Time: 19:00:45

Comment

Theologian in Cal. I think I might use your chidren's message as an intro to the Hebrew scripture... Thanks, I have a cell phone so that part will be easy... Nancy-Wi


Date: 27 Sep 2002
Time: 19:47:40

Comment

Thank you for the children's sermon ideas, OK I plus. DGinNYC


Date: 28 Sep 2002
Time: 18:37:08

Comment

THanks for the Penny Story Nancy!

It reminds me of a story my friend tells...

I was invited to help with a baptism for a little baby girl back in a former parish on Sunday, Sept. 15. The baby belongs to two young parents. The new parents wanted to profess that their daughter really belongs to God.

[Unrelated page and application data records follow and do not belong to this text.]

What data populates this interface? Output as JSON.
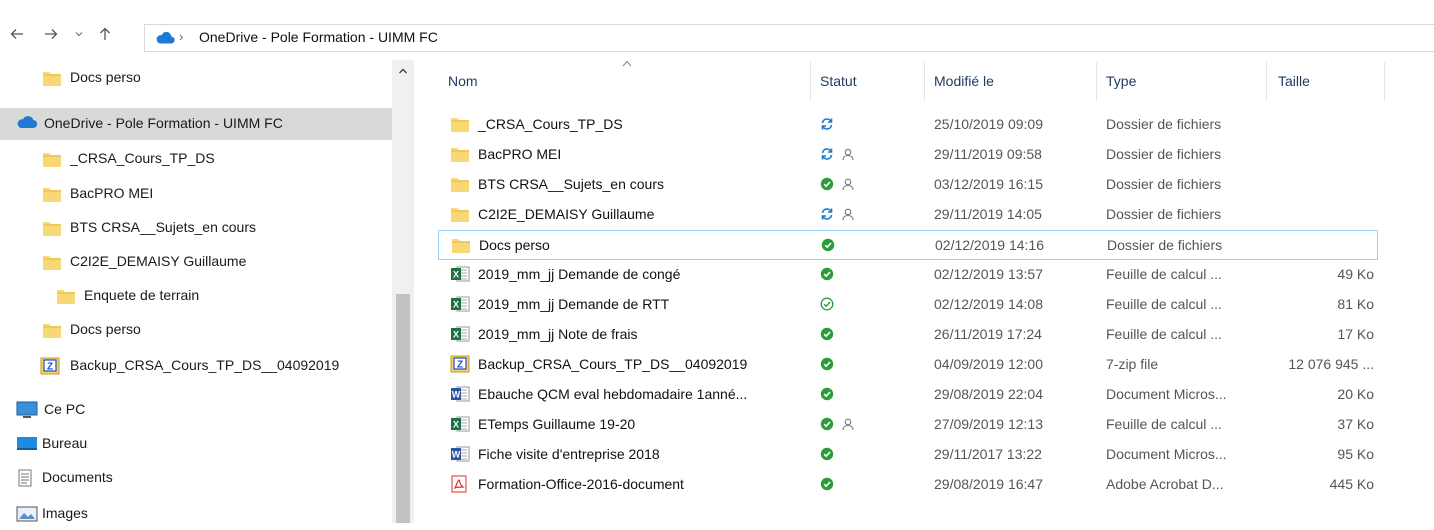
{
  "address": {
    "back_icon": "arrow-left-icon",
    "forward_icon": "arrow-right-icon",
    "recent_icon": "chevron-down-icon",
    "up_icon": "arrow-up-icon",
    "separator": "›",
    "path": "OneDrive - Pole Formation - UIMM FC"
  },
  "sidebar": {
    "items": [
      {
        "label": "Docs perso",
        "icon": "folder-icon",
        "indent": 1
      },
      {
        "label": "OneDrive - Pole Formation - UIMM FC",
        "icon": "cloud-icon",
        "indent": 0,
        "selected": true
      },
      {
        "label": "_CRSA_Cours_TP_DS",
        "icon": "folder-icon",
        "indent": 1
      },
      {
        "label": "BacPRO MEI",
        "icon": "folder-icon",
        "indent": 1
      },
      {
        "label": "BTS CRSA__Sujets_en cours",
        "icon": "folder-icon",
        "indent": 1
      },
      {
        "label": "C2I2E_DEMAISY Guillaume",
        "icon": "folder-icon",
        "indent": 1
      },
      {
        "label": "Enquete de terrain",
        "icon": "folder-icon",
        "indent": 2
      },
      {
        "label": "Docs perso",
        "icon": "folder-icon",
        "indent": 1
      },
      {
        "label": "Backup_CRSA_Cours_TP_DS__04092019",
        "icon": "zip-icon",
        "indent": 1
      },
      {
        "label": "Ce PC",
        "icon": "pc-icon",
        "indent": 0
      },
      {
        "label": "Bureau",
        "icon": "desktop-icon",
        "indent": 1
      },
      {
        "label": "Documents",
        "icon": "documents-icon",
        "indent": 1
      },
      {
        "label": "Images",
        "icon": "images-icon",
        "indent": 1
      }
    ]
  },
  "columns": {
    "name": "Nom",
    "status": "Statut",
    "modified": "Modifié le",
    "type": "Type",
    "size": "Taille"
  },
  "files": [
    {
      "name": "_CRSA_Cours_TP_DS",
      "icon": "folder-icon",
      "status": "sync",
      "shared": false,
      "modified": "25/10/2019 09:09",
      "type": "Dossier de fichiers",
      "size": ""
    },
    {
      "name": "BacPRO MEI",
      "icon": "folder-icon",
      "status": "sync",
      "shared": true,
      "modified": "29/11/2019 09:58",
      "type": "Dossier de fichiers",
      "size": ""
    },
    {
      "name": "BTS CRSA__Sujets_en cours",
      "icon": "folder-icon",
      "status": "available",
      "shared": true,
      "modified": "03/12/2019 16:15",
      "type": "Dossier de fichiers",
      "size": ""
    },
    {
      "name": "C2I2E_DEMAISY Guillaume",
      "icon": "folder-icon",
      "status": "sync",
      "shared": true,
      "modified": "29/11/2019 14:05",
      "type": "Dossier de fichiers",
      "size": ""
    },
    {
      "name": "Docs perso",
      "icon": "folder-icon",
      "status": "available",
      "shared": false,
      "modified": "02/12/2019 14:16",
      "type": "Dossier de fichiers",
      "size": "",
      "focused": true
    },
    {
      "name": "2019_mm_jj Demande de congé",
      "icon": "excel-icon",
      "status": "available",
      "shared": false,
      "modified": "02/12/2019 13:57",
      "type": "Feuille de calcul ...",
      "size": "49 Ko"
    },
    {
      "name": "2019_mm_jj Demande de RTT",
      "icon": "excel-icon",
      "status": "online",
      "shared": false,
      "modified": "02/12/2019 14:08",
      "type": "Feuille de calcul ...",
      "size": "81 Ko"
    },
    {
      "name": "2019_mm_jj Note de frais",
      "icon": "excel-icon",
      "status": "available",
      "shared": false,
      "modified": "26/11/2019 17:24",
      "type": "Feuille de calcul ...",
      "size": "17 Ko"
    },
    {
      "name": "Backup_CRSA_Cours_TP_DS__04092019",
      "icon": "zip-icon",
      "status": "available",
      "shared": false,
      "modified": "04/09/2019 12:00",
      "type": "7-zip file",
      "size": "12 076 945 ..."
    },
    {
      "name": "Ebauche QCM eval hebdomadaire 1anné...",
      "icon": "word-icon",
      "status": "available",
      "shared": false,
      "modified": "29/08/2019 22:04",
      "type": "Document Micros...",
      "size": "20 Ko"
    },
    {
      "name": "ETemps Guillaume 19-20",
      "icon": "excel-icon",
      "status": "available",
      "shared": true,
      "modified": "27/09/2019 12:13",
      "type": "Feuille de calcul ...",
      "size": "37 Ko"
    },
    {
      "name": "Fiche visite d'entreprise 2018",
      "icon": "word-icon",
      "status": "available",
      "shared": false,
      "modified": "29/11/2017 13:22",
      "type": "Document Micros...",
      "size": "95 Ko"
    },
    {
      "name": "Formation-Office-2016-document",
      "icon": "pdf-icon",
      "status": "available",
      "shared": false,
      "modified": "29/08/2019 16:47",
      "type": "Adobe Acrobat D...",
      "size": "445 Ko"
    }
  ],
  "colors": {
    "folder": "#f8d775",
    "folder_dark": "#e8b84a",
    "cloud": "#1f78d1",
    "ok_green": "#2a9d3a",
    "sync_blue": "#1f78d1",
    "excel": "#1e7145",
    "word": "#2b579a",
    "pdf": "#d93025",
    "zip": "#1a4fd1"
  }
}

I recalled 10 years ago when I was pastor in Clear Lake. The phone rang in the middle of the night. Rick's mom was calling me. Rick's 7-week-old nephew ? Nathaniel ? had been taken to the emergency room. Something was terribly wrong. Rick's sister and her husband ? Tammy and Burdell ? had rushed their son to the hospital. He wasn't breathing. They left the hospital that night without their son. Nathaniel had died.

It's difficult to know how to cope with such a loss. How do you respond? What can you say? What can you do?

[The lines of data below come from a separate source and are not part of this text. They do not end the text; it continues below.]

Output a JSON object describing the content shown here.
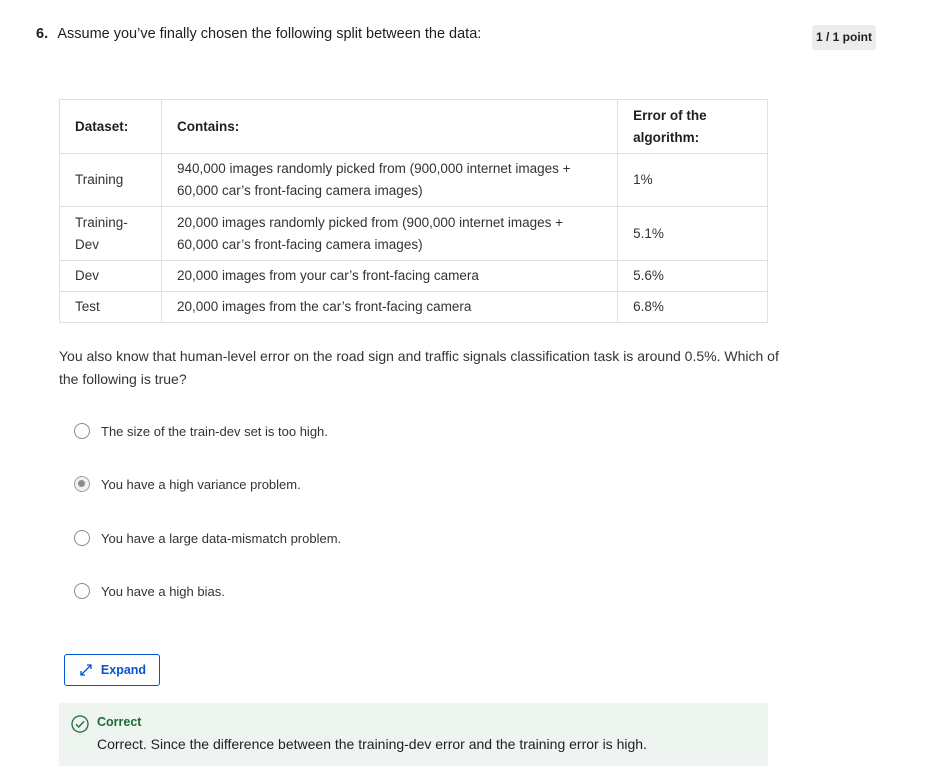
{
  "question": {
    "number": "6.",
    "text": "Assume you’ve finally chosen the following split between the data:",
    "points": "1 / 1 point"
  },
  "table": {
    "headers": [
      "Dataset:",
      "Contains:",
      "Error of the algorithm:"
    ],
    "rows": [
      {
        "dataset": "Training",
        "contains": "940,000 images randomly picked from (900,000 internet images + 60,000 car’s front-facing camera images)",
        "error": "1%"
      },
      {
        "dataset": "Training-Dev",
        "contains": "20,000 images randomly picked from (900,000 internet images + 60,000 car’s front-facing camera images)",
        "error": "5.1%"
      },
      {
        "dataset": "Dev",
        "contains": "20,000 images from your car’s front-facing camera",
        "error": "5.6%"
      },
      {
        "dataset": "Test",
        "contains": "20,000 images from the car’s front-facing camera",
        "error": "6.8%"
      }
    ]
  },
  "prompt": "You also know that human-level error on the road sign and traffic signals classification task is around 0.5%. Which of the following is true?",
  "options": [
    {
      "label": "The size of the train-dev set is too high.",
      "selected": false
    },
    {
      "label": "You have a high variance problem.",
      "selected": true
    },
    {
      "label": "You have a large data-mismatch problem.",
      "selected": false
    },
    {
      "label": "You have a high bias.",
      "selected": false
    }
  ],
  "expand_label": "Expand",
  "feedback": {
    "title": "Correct",
    "text": "Correct. Since the difference between the training-dev error and the training error is high."
  },
  "colors": {
    "accent": "#0056d2",
    "success": "#1d6b36",
    "feedback_bg": "#eef5f0"
  }
}
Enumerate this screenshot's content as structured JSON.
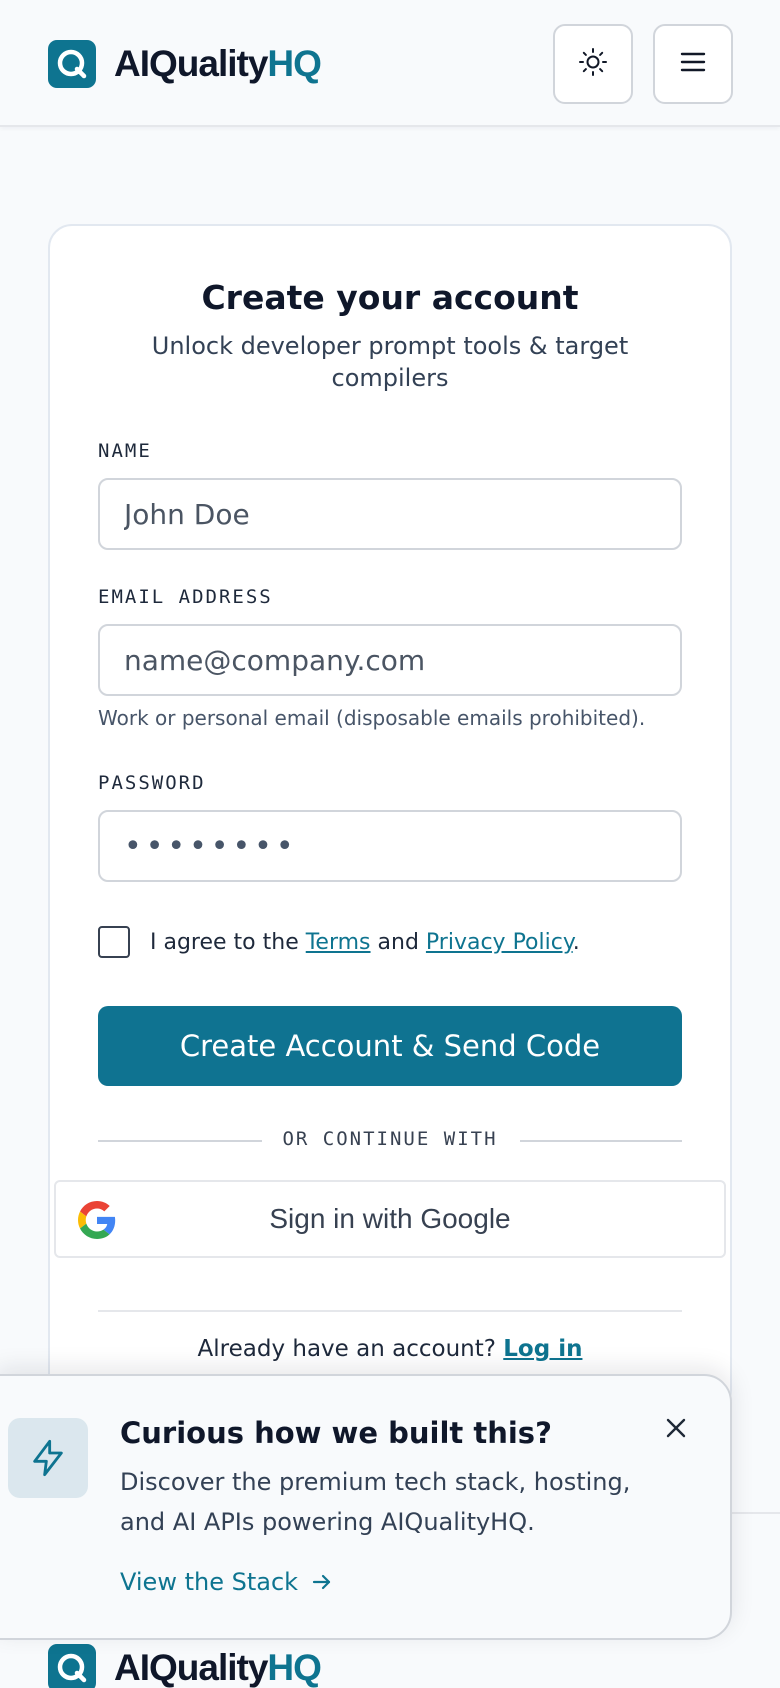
{
  "header": {
    "logo_main": "AIQuality",
    "logo_accent": "HQ"
  },
  "signup": {
    "title": "Create your account",
    "subtitle": "Unlock developer prompt tools & target compilers",
    "name_label": "NAME",
    "name_placeholder": "John Doe",
    "email_label": "EMAIL ADDRESS",
    "email_placeholder": "name@company.com",
    "email_hint": "Work or personal email (disposable emails prohibited).",
    "password_label": "PASSWORD",
    "password_value": "••••••••",
    "agree_prefix": "I agree to the ",
    "terms_link": "Terms",
    "agree_and": " and ",
    "privacy_link": "Privacy Policy",
    "agree_suffix": ".",
    "submit_label": "Create Account & Send Code",
    "or_text": "OR CONTINUE WITH",
    "google_label": "Sign in with Google",
    "login_prompt": "Already have an account? ",
    "login_link": "Log in"
  },
  "toast": {
    "title": "Curious how we built this?",
    "body": "Discover the premium tech stack, hosting, and AI APIs powering AIQualityHQ.",
    "link_label": "View the Stack"
  },
  "footer": {
    "logo_main": "AIQuality",
    "logo_accent": "HQ"
  },
  "colors": {
    "brand": "#0e7490",
    "button": "#0f7391",
    "text": "#0f172a"
  },
  "icons": [
    "logo-q-icon",
    "sun-icon",
    "menu-icon",
    "google-icon",
    "lightning-icon",
    "close-icon",
    "arrow-right-icon"
  ]
}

Rick wanted to do something. He was a pitcher for the local baseball team. In the midst of his overwhelming grief he decided to play ball that week. In fact, he decided to dedicate that next game to Nathaniel. He was going to play the game on behalf of his nephew who would never get to play. He was going to win the game for Nathaniel.

It's a dangerous thing to predict a victory in any sport. It's a risky venture to proclaim ? to promise ? a win. Everyone will watch and keep score. But, Rick made his decision known. He promised that the ball team would come home with a win ? for Nathaniel.

I will never forget that night. I was at Tammy and Burdell's house visiting. The front door opened without a knock. Rick rushed in wearing his dirty baseball uniform. I don't remember if there were tears in his eyes at the time. There were tears in my eyes. Rick slammed his clenched fist down on the coffee table. His hand left behind a baseball. He had pitched an unbelievable game. He kept his promise.

That baseball is a symbol of great love. It was won with single-minded dedication. That baseball is a reminder of a promise kept.

Rick and Carrie made promises at their daughter's baptism. The whole church made promises. We vowed to raise Brooklyn as a Christian. It's a risky venture to proclaim ? to promise ? that outcome. Everyone will watch. Some will keep score. It will take single-minded dedication. It will take great love. I pray that any time we see water it will remind us of God's great love and our promises to live faithfully.

My friend Kip Roozen shares that story... in his newsletter this month...

pulpitt in ND


Date: 28 Sep 2002
Time: 18:44:27

Comment

Markus in Canada, thanks for your "THOUGHT"... pretty much wrote MY sermon! THanks! I called mine "The Shape of Water"... a preacher friend shared on Tuesday in our text study that no matter what you put water in it fills any space... completely... somewhat like God's love!

Thanks for the OT contributions...

pulpitt in ND